WASHINGTON (AP) — U.S. diplomatic posts in 19 cities in the Mideast and Africa will remain closed for the rest of the week amid intercepted “chatter” about terror threats, which lawmakers briefed on the information likened to intelligence picked up before the Sept. 11, 2001 attacks.
One lawmaker said the chatter was specific as to certain dates and the scope of the operation; others said it suggested that a major terrorist attack, akin to 9/11, was being planned by the al-Qaida affiliate in Yemen.
Diplomatic facilities will remain closed in Egypt, Jordan, Libya, Yemen, Saudi Arabia and Kuwait, among other countries, through Saturday, Aug. 10. The State Department announcement Sunday added closures of four African sites, in Madagascar, Burundi, Rwanda and Mauritius. The U.S. reopened some posts on Monday, including those in Kabul, Afghanistan and Baghdad.
Last week the State Department announced a global travel alert, warning that al-Qaida or its allies might target either U.S. government or private American interests. It said Americans should take extra precautions overseas and cited potential dangers involved with public transportation systems and other prime sites for tourists.
Spokeswoman Jen Psaki said the decision to keep certain embassies and consulates shuttered throughout the week was done out of an “abundance of caution” and to “protect our employees, including local employees, and visitors to our facilities.”
Sen. Richard Blumenthal, D-Conn., a member of the Senate Judiciary Committee, said Monday the briefings he has received “certainly emphasize these threats are specific and credible, equal if not more serious to the kind of chatter, as the intelligence called it, that was heard prior to 9/11.”
But he added: “The average American should continue to be alert and vigilant and cautious but certainly not unduly alarmed or panicky.” He spoke on MSNBC.
The intercepted intelligence foreshadowing an attack on U.S. or Western interests is evidence of one of the gravest threats to the United States in years, said several lawmakers who made the rounds on the Sunday talk shows.
Sen. Saxby Chambliss of Georgia told NBC’s “Meet the Press” that the conversation was “very reminiscent of what we saw pre-9/11.” Chambliss, the top Republican on the Senate Intelligence Committee, said it was that chatter that prompted the Obama administration to order the closures and issue the travel warning.
Rep. C.A. Dutch Ruppersberger of Maryland, the top Democrat on the House Intelligence Committee, told ABC’s “This Week” that the threat intercepted from “high-level people in al-Qaida in the Arabian Peninsula” was about a “major attack.”
Yemen is home to al-Qaida’s most dangerous affiliate, blamed for several notable terrorist plots on the United States.
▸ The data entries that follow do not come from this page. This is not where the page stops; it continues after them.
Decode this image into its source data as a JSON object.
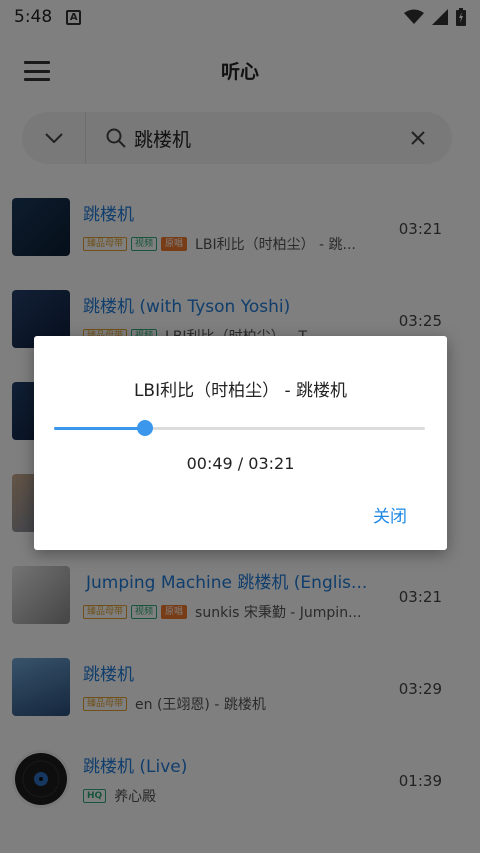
{
  "status_bar": {
    "time": "5:48",
    "notification_icon": "a-badge-icon",
    "icons": [
      "wifi-icon",
      "signal-icon",
      "battery-icon"
    ]
  },
  "app_bar": {
    "title": "听心",
    "menu_icon": "hamburger-menu-icon"
  },
  "search": {
    "query": "跳楼机",
    "dropdown_icon": "chevron-down-icon",
    "search_icon": "search-icon",
    "clear_icon": "close-icon"
  },
  "songs": [
    {
      "title": "跳楼机",
      "tags": [
        "臻品母带",
        "视频",
        "原唱"
      ],
      "artist": "LBI利比（时柏尘） - 跳...",
      "duration": "03:21"
    },
    {
      "title": "跳楼机 (with Tyson Yoshi)",
      "tags": [
        "臻品母带",
        "视频"
      ],
      "artist": "LBI利比（时柏尘） - T...",
      "duration": "03:25"
    },
    {
      "title": "",
      "tags": [],
      "artist": "",
      "duration": ""
    },
    {
      "title": "",
      "tags": [],
      "artist": "",
      "duration": ""
    },
    {
      "title": "Jumping Machine 跳楼机 (Englis...",
      "tags": [
        "臻品母带",
        "视频",
        "原唱"
      ],
      "artist": "sunkis 宋秉勤 - Jumpin...",
      "duration": "03:21"
    },
    {
      "title": "跳楼机",
      "tags": [
        "臻品母带"
      ],
      "artist": "en (王翊恩) - 跳楼机",
      "duration": "03:29"
    },
    {
      "title": "跳楼机 (Live)",
      "tags": [
        "HQ"
      ],
      "artist": "养心殿",
      "duration": "01:39"
    }
  ],
  "dialog": {
    "title": "LBI利比（时柏尘） - 跳楼机",
    "progress_fraction": 0.245,
    "time": "00:49 / 03:21",
    "close_label": "关闭"
  },
  "colors": {
    "accent": "#3a97ec",
    "title_blue": "#1e7ad8",
    "overlay": "rgba(0,0,0,0.5)"
  }
}
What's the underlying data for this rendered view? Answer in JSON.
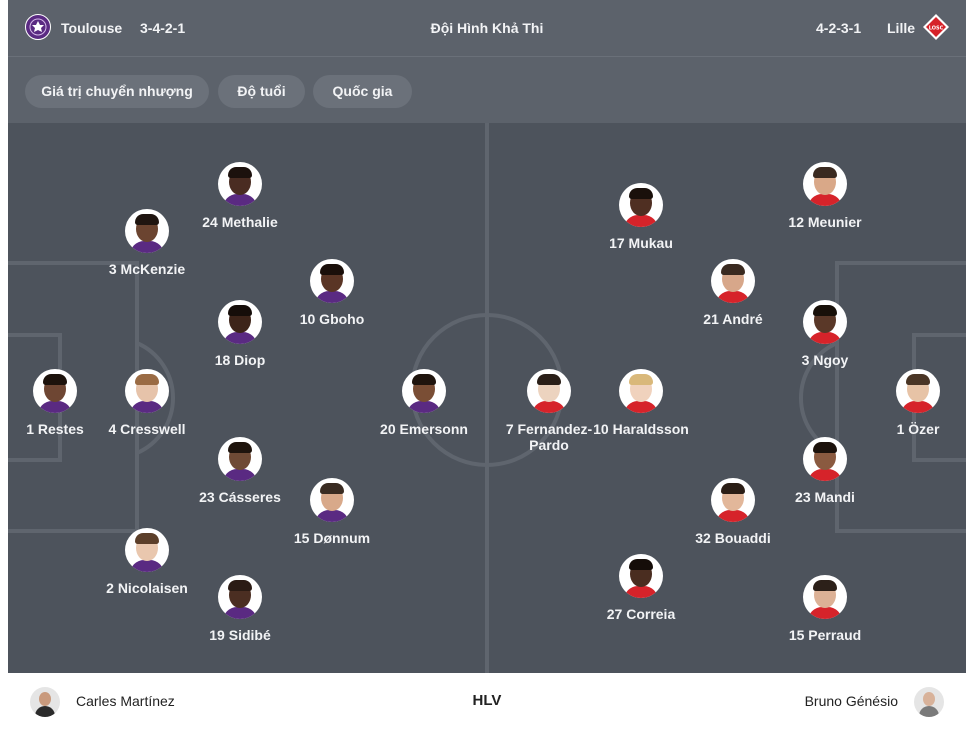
{
  "header": {
    "home_team": "Toulouse",
    "home_formation": "3-4-2-1",
    "title": "Đội Hình Khả Thi",
    "away_formation": "4-2-3-1",
    "away_team": "Lille",
    "away_logo_text": "LOSC"
  },
  "filters": [
    "Giá trị chuyển nhượng",
    "Độ tuổi",
    "Quốc gia"
  ],
  "home_players": [
    {
      "label": "24 Methalie"
    },
    {
      "label": "3 McKenzie"
    },
    {
      "label": "10 Gboho"
    },
    {
      "label": "18 Diop"
    },
    {
      "label": "1 Restes"
    },
    {
      "label": "4 Cresswell"
    },
    {
      "label": "20 Emersonn"
    },
    {
      "label": "23 Cásseres"
    },
    {
      "label": "15 Dønnum"
    },
    {
      "label": "2 Nicolaisen"
    },
    {
      "label": "19 Sidibé"
    }
  ],
  "away_players": [
    {
      "label": "12 Meunier"
    },
    {
      "label": "17 Mukau"
    },
    {
      "label": "21 André"
    },
    {
      "label": "3 Ngoy"
    },
    {
      "label": "7 Fernandez-Pardo"
    },
    {
      "label": "10 Haraldsson"
    },
    {
      "label": "1 Özer"
    },
    {
      "label": "23 Mandi"
    },
    {
      "label": "32 Bouaddi"
    },
    {
      "label": "27 Correia"
    },
    {
      "label": "15 Perraud"
    }
  ],
  "footer": {
    "home_coach": "Carles Martínez",
    "label": "HLV",
    "away_coach": "Bruno Génésio"
  },
  "colors": {
    "panel": "#4d535c",
    "header": "#5c626b",
    "pill": "#6b717a",
    "pitch_lines": "#5f656e",
    "text": "#f2f3f5",
    "toulouse": "#5a2a82",
    "lille": "#d6232a"
  }
}
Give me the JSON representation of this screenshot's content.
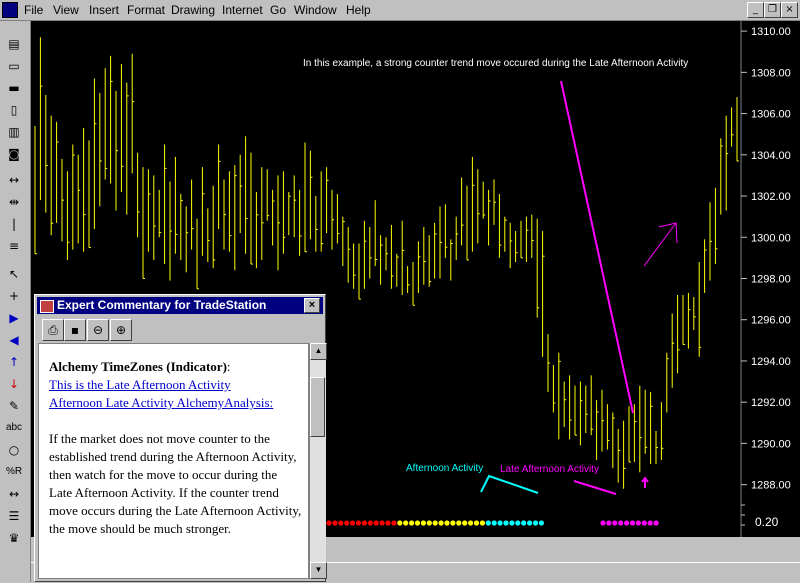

They include the foiled Christmas Day 2009 effort to bomb an airliner over Detroit and the explosives-laden parcels intercepted the following year aboard cargo flights.
Rep. Peter King, the New York Republican who leads the House Homeland Security subcommittee on counterterrorism and intelligence, told ABC that the threat “was specific as to how enormous it was going to be and also that certain dates were given.”
The Obama administration’s decision to close the embassies and the lawmakers’ general discussion about the threats and the related intelligence discoveries come at a sensitive time as the government tries to defend recently disclosed surveillance programs that have stirred deep privacy concerns and raised the potential of the first serious retrenchment in terrorism-fighting efforts since Sept. 11.
Senate Judiciary Committee Chairman Patrick Leahy, D-Vt., has scoffed at the assertion by the head of the National Security Agency that government methods used to collect telephone and email data have helped foil 54 terror plots.
Rep. Adam Schiff, D-Calif., a House Intelligence Committee member, said while he takes the threat seriously he hasn’t seen any evidence linking the latest warnings to that agency’s collection of “vast amounts of domestic data.”
Other lawmakers defended the administration’s response and promoted the work of the NSA in unearthing the intelligence that led to the security warnings.
King, a frequent critic of President Barack Obama, said: “Whether or not there was any controversy over the NSA at all, all these actions would have been taken.”
The State Department noted that previous terrorist attacks have centered on subway and rail networks as well as airplanes and boats. It suggested travelers sign up for State Department alerts and register with U.S. consulates in the countries they visit. The alert expires Aug. 31.
The intelligence intercepts also prompted Britain and Germany to close their embassies in Yemen on Sunday and Monday. British authorities said some embassy staff in Yemen had been withdrawn “due to security concerns.” France said Monday it would keep its embassy in the Yemeni capital closed through Wednesday.
Interpol, the French-based international policy agency, has also issued a global security alert in connection with suspected al-Qaida involvement in recent prison escapes including those in Iraq, Libya and Pakistan.
Associated Press writer Michele Salcedo contributed to this report.